"southern strategy" was designed to take advantage of the national racism in this country;
and Thurmond, Nixon, and Lott worked it for all it was worth. Lott went on to actively
oppose the holiday honoring Martin Luther King, the renewal of the Voting Rights Act,
and other racially charged progressive issues. Lott's personal history and his congressional
voting record showed his continuing efforts to deny minorities equal rights and his praise
for Thurmond condemned him as unrepentant.
Harry Reid made a comment about the electability of Barack Obama. He said since
Obama is light skinned and has no "negro" accent, except when he wants to have one, Obama
has a good chance of being elected President. Reid's comments are insensitive because how
someone looks or speaks should not be the subject of a question about Presidential
electability, especially if they are black. However, Reid's comments happen to be true from
a purely pragmatic point of view. His take on the American landscape is that Americans will
be more comfortable with a black candidate as long as he is not too black. Ironically, Reid's
remarks should stimulate discussions on whether he is right or not. If he is right, what does
that say about race relations in this country? Reid encouraged Barack Obama to run for
President. Reid has been a strong supporter of civil rights legislation and the expansion of
minority rights. Reid is a member of a Democratic Party with numerous minority members
in Congress. The Republican Party does not have one single African-American member of
Congress. Reid is a member of the Democratic Party which has pushed through all the major
Civil Rights legislation. As President Obama said, Harry Reid has always been on the right
side of history.
There is no equivalency between Lott's and Reid's remarks, their voting records, or
the political parties of which they are members; and this is the most disquieting thing about
this latest kerfuffle. Republican Party Chairman Michael Steele, Texas Senator John Cornyn,
and others have called on Reid to step down just as Lott had to step down after his remarks.
Hanbaugh and Faux News have joined in the chorus of calls condemning Reid.
Reid isn't going to step down. His party understands the difference between his remarks
and Lott's, and they know both Senator's backstories. However, I am troubled by the attempt
to conflate Lott's and Reid's comments and the claim that they are similar in content, meaning,
and intentions. Race is still one of the most difficult and touchy subjects in this country.

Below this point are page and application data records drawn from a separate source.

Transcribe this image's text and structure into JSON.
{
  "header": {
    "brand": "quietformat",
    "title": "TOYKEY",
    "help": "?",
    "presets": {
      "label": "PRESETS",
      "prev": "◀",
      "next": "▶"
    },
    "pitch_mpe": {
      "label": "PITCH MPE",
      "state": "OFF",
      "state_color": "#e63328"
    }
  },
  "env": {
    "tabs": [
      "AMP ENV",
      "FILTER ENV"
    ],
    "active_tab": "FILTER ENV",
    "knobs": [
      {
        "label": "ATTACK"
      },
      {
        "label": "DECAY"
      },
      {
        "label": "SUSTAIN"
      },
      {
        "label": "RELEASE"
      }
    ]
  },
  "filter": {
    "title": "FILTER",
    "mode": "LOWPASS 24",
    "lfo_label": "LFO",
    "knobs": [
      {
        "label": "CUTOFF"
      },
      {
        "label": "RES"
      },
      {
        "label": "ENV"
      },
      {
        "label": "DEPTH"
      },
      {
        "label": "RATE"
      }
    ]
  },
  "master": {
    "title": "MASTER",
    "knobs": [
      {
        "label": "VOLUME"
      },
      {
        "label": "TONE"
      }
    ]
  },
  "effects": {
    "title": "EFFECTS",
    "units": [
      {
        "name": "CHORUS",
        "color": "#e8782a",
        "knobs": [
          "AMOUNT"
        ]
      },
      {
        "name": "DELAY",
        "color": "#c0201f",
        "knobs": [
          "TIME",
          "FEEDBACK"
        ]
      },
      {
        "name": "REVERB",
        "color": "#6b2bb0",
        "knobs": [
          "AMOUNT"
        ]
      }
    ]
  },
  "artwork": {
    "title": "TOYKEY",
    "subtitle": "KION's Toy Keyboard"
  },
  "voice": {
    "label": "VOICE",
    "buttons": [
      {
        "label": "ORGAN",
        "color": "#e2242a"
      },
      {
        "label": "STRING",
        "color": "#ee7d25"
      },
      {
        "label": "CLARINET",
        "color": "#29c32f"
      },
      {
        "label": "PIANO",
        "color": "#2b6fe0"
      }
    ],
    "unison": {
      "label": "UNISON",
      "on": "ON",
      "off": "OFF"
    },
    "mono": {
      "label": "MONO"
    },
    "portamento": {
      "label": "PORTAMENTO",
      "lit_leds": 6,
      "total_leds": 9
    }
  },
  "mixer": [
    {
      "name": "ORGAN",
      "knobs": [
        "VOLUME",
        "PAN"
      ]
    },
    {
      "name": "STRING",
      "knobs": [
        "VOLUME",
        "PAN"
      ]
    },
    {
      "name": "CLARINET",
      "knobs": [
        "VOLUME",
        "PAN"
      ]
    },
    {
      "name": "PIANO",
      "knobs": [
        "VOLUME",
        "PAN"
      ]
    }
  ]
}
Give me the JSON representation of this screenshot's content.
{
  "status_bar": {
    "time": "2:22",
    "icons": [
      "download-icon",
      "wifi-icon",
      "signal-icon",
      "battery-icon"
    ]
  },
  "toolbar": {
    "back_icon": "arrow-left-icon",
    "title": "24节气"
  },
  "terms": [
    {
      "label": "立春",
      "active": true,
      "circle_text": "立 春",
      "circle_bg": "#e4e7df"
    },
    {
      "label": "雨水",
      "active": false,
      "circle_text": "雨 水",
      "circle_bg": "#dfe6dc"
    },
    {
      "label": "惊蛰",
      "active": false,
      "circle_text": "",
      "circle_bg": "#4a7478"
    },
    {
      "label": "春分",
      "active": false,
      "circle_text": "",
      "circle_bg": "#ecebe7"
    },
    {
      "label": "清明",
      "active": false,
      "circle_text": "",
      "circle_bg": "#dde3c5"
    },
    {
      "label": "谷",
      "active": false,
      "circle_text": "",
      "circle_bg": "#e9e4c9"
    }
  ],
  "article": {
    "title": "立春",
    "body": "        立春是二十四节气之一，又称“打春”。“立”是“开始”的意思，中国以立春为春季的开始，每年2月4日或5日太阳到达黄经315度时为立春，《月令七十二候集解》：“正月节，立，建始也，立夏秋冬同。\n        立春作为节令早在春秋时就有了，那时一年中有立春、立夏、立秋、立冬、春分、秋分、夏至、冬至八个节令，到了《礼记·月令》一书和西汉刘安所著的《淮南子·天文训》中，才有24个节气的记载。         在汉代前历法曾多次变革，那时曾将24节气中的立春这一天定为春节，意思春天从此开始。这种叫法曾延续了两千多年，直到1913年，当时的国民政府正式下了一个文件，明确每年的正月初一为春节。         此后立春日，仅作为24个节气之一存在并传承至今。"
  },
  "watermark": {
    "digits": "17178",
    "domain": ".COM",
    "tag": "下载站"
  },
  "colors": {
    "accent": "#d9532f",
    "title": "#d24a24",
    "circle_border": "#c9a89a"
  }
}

That
public figures could get away with comparing Lott's and Reid's remarks is proof of the failure
of journalism to do it's job and call out those who want to say the comments reflect the same
prejudice and bigotry. Why this condemnation of Reid from a party with the history of the
Republican Party hasn't resulted in cries of "hypocrite" is astonishing. That Reid's remarks
have not sparked an open dialogue on whether he was right; and if so, what that says about
the subject of race in this nation is tragic.
Harry Reid and Trent Lott are both racist! The difference is Reid has worked to change
public policy by expanding the rights of minorities and heads a party with a history of doing
just that. He represents the party that recently elected our nation's first black president.
Trent Lott, on the other hand, publicly praised segregationists when he wistfully suggested
Thurmond should have been elected President. He is a member of a party which embraced
a strategy to amplify racism for political gain. He is a member of a party which has fought
expanding minority rights and doesn't have a single African-American member in Congress.
America is still a nation built on the concept of white supremacy. Americans still have
yet to confront racism and its effects on everything from education to employment to
interpersonal relationships. If you want proof, just look at the Republicans and how they
would compare Reid's and Lott's comments simply to gain political advantage from the
comparison. Their actions show that we as a nation have a long way to go before we can
honestly expect to rise above the temptation of judging and likewise being judged on anything
other than character. What do you think? I welcome your comments and rebuttals.
Please send them to firstname.lastname@example.org